"Right now the big thing is trying to get more power and trying to be more consistent," Dedelow said. "We haven't changed a lot about my swing; it's been more of an adjustment with my approach and knowing the inning and score and who's on base. I want to be more consistent by getting in more hitters' counts while staying out of pitchers' counts. I think my biggest weakness this year has been my swing-and-miss and the strikeouts, but that's something I'm going to work on and get better at during the offseason."
Walk-off wonders: Zach Rheams' third hit of the contest was a game-winning single in the bottom of the 10th inning to give Columbia a 2-1 win over Delmarva on Aug. 12. The Fireflies' Nicolas Debora struck out a career-high 10 batters over seven innings in his fourth start and 18th overall appearance of the campaign. Columbia has seven walk-off wins this season, three coming against the Shorebirds.
Hernandez hot, hot, hot: No hitter has been hotter in August than West Virginia catcher Raul Hernandez. The Venezuela native was 19-for-34 (.559) with four doubles, four RBIs and five walks in his first 11 outings this month. Hernandez also has thrived as the Power's designated hitter this season with 17 hits in 27 at-bats (.630).

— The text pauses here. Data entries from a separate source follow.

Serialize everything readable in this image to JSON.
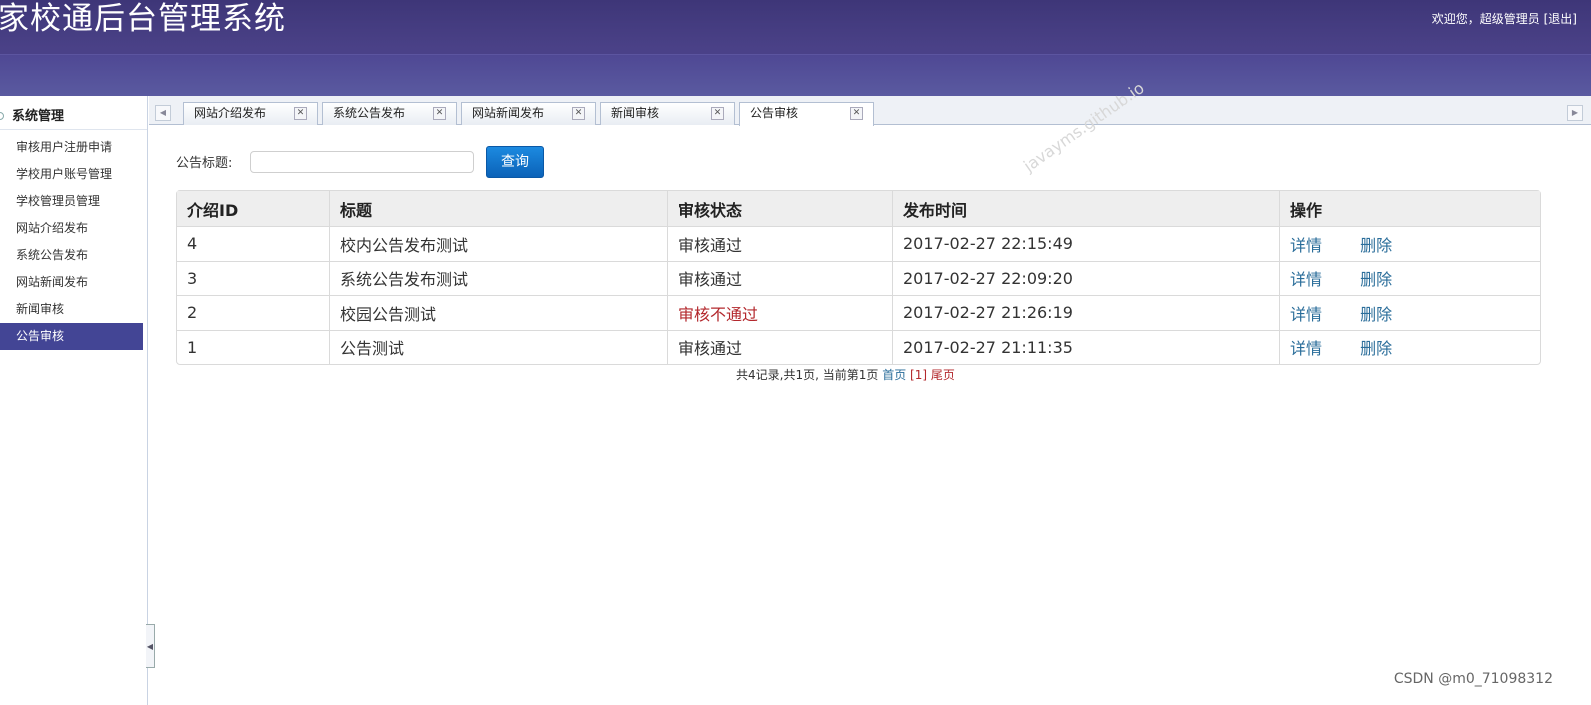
{
  "header": {
    "title": "家校通后台管理系统",
    "welcome": "欢迎您，超级管理员",
    "logout": "[退出]"
  },
  "sidebar": {
    "heading": "系统管理",
    "items": [
      {
        "label": "审核用户注册申请"
      },
      {
        "label": "学校用户账号管理"
      },
      {
        "label": "学校管理员管理"
      },
      {
        "label": "网站介绍发布"
      },
      {
        "label": "系统公告发布"
      },
      {
        "label": "网站新闻发布"
      },
      {
        "label": "新闻审核"
      },
      {
        "label": "公告审核",
        "active": true
      }
    ]
  },
  "tabs": [
    {
      "label": "网站介绍发布"
    },
    {
      "label": "系统公告发布"
    },
    {
      "label": "网站新闻发布"
    },
    {
      "label": "新闻审核"
    },
    {
      "label": "公告审核",
      "active": true
    }
  ],
  "search": {
    "label": "公告标题:",
    "value": "",
    "button": "查询"
  },
  "table": {
    "headers": [
      "介绍ID",
      "标题",
      "审核状态",
      "发布时间",
      "操作"
    ],
    "rows": [
      {
        "id": "4",
        "title": "校内公告发布测试",
        "status": "审核通过",
        "time": "2017-02-27 22:15:49",
        "detail": "详情",
        "delete": "删除"
      },
      {
        "id": "3",
        "title": "系统公告发布测试",
        "status": "审核通过",
        "time": "2017-02-27 22:09:20",
        "detail": "详情",
        "delete": "删除"
      },
      {
        "id": "2",
        "title": "校园公告测试",
        "status": "审核不通过",
        "time": "2017-02-27 21:26:19",
        "detail": "详情",
        "delete": "删除"
      },
      {
        "id": "1",
        "title": "公告测试",
        "status": "审核通过",
        "time": "2017-02-27 21:11:35",
        "detail": "详情",
        "delete": "删除"
      }
    ]
  },
  "pager": {
    "summary": "共4记录,共1页, 当前第1页",
    "first": "首页",
    "current": "[1]",
    "last": "尾页"
  },
  "watermark": "javayms.github.io",
  "credit": "CSDN @m0_71098312",
  "colors": {
    "header": "#4a4187",
    "active_sidebar": "#434595",
    "link": "#2a6d9a",
    "fail": "#b3282d",
    "button": "#0b62b8"
  }
}
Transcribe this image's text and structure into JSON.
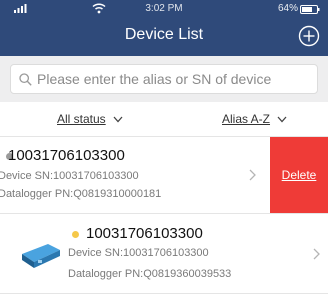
{
  "status_bar": {
    "time": "3:02 PM",
    "battery": "64%"
  },
  "header": {
    "title": "Device List"
  },
  "search": {
    "placeholder": "Please enter the alias or SN of device"
  },
  "filters": {
    "status_label": "All status",
    "sort_label": "Alias A-Z"
  },
  "devices": [
    {
      "title": "10031706103300",
      "device_sn": "Device SN:10031706103300",
      "datalogger_pn": "Datalogger PN:Q0819310000181",
      "status_color": "#9a9a9a",
      "swiped": true,
      "delete_label": "Delete"
    },
    {
      "title": "10031706103300",
      "device_sn": "Device SN:10031706103300",
      "datalogger_pn": "Datalogger PN:Q0819360039533",
      "status_color": "#f5c84a",
      "swiped": false
    }
  ],
  "colors": {
    "header_bg": "#2f4a7a",
    "delete_bg": "#ef3b37"
  }
}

Casey is golden: Casey Golden may lead the SAL with 146 strikeouts, but a case can be made that the Asheville outfielder is the league's most productive hitter. Golden leads the circuit in runs (76), RBIs (78), extra-base hits (48) and total bases (123). The product of UNC Wilmington also is second in the SAL with 28 home runs and third with a .548 slugging percentage.